Owners of 2012-14 models have reported changing batteries too often. Apparently, the CR-V’s charging system output is insufficient for frequent short trips, so the battery may expire early. Dim headlights may be a symptom of this weak charging system – lots of owners have complained about inadequate lighting.

Another concern is the VTC actuator, a component of Honda’s i-VTEC valve-timing system. Plenty of drivers have reported a loud grinding or rattling noise from the engine for a few seconds during a cold start. Honda issued service bulletin TBA 09-010 and will replace the actuator if pressed.
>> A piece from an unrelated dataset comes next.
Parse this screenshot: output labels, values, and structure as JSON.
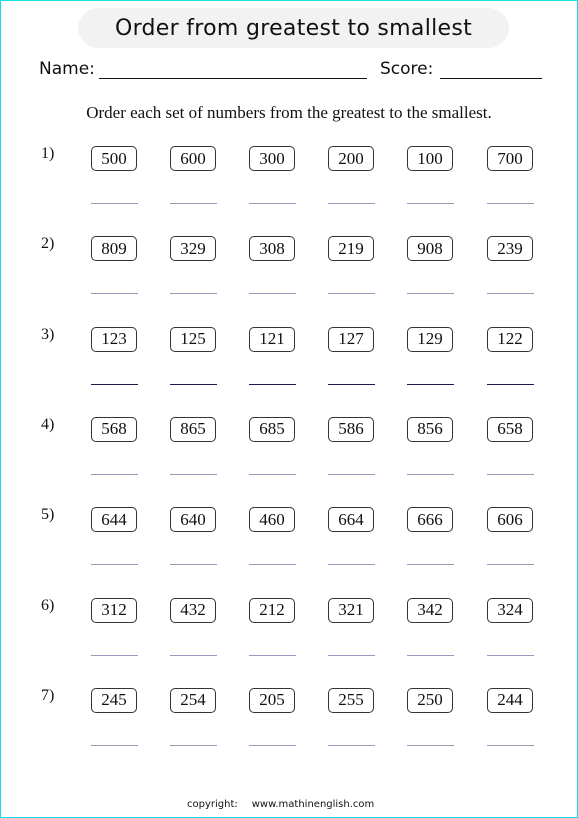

Others talk about a clogged heater core, which typically won’t allow the driver’s side of the windshield to defog but emits heat on the passenger side. Dealers can descale the core using a solution, but if it fails, a new heater core is an expensive proposition since it means dismantling the dashboard.

Some of these issues were resolved with the 2015 refresh, but the updated models introduced another wrinkle: the new direct-injected Earth Dreams engine can be a nightmare for people who are sensitive to vibration.

“It’s been vibrating since I got the car,” reads one account. “I am embarrassed to have people in my car, for when I stop at a light it vibrates like hell.” The affliction impacts 2015 CR-Vs mostly, though some 2016 owners have also reported the shakes.

Honda came up with a 3-pronged approach (TSB 15-046) that addresses many of the complaints, though not all of them. The fix includes installing lower radiator cushions, a new transmission mount and front head restraints, as well as a tailgate damper. A software update to the engine management computer reportedly changed the idle speed.

Other mechanical flaws include electric power steering that can intermittently fail while driving (reported in small numbers), faulty air conditioners and tire-pressure monitors, some hesitating transmissions and a few CVTs that have given up the ghost entirely.

The CR-V is a well-regarded family vehicle with a bunch of positive traits and a few not-insignificant faults. There are enough happy buyers to make it a resounding success – just know some model years are better than others, so select yours with care.

2012-16 Honda CR-V

Typical price range: $15,500-$23,500

Pros: Big room inside; competent handler; genuine gas sipper

Cons: No V-6 option; class-average acceleration; shaky Earth Dreams engine

Things to Watch Out For: Short-lived battery; Earth Dreams engine prone to vibration; clogged heater core; disharmonious grinding at start-up; air conditioner may expire early.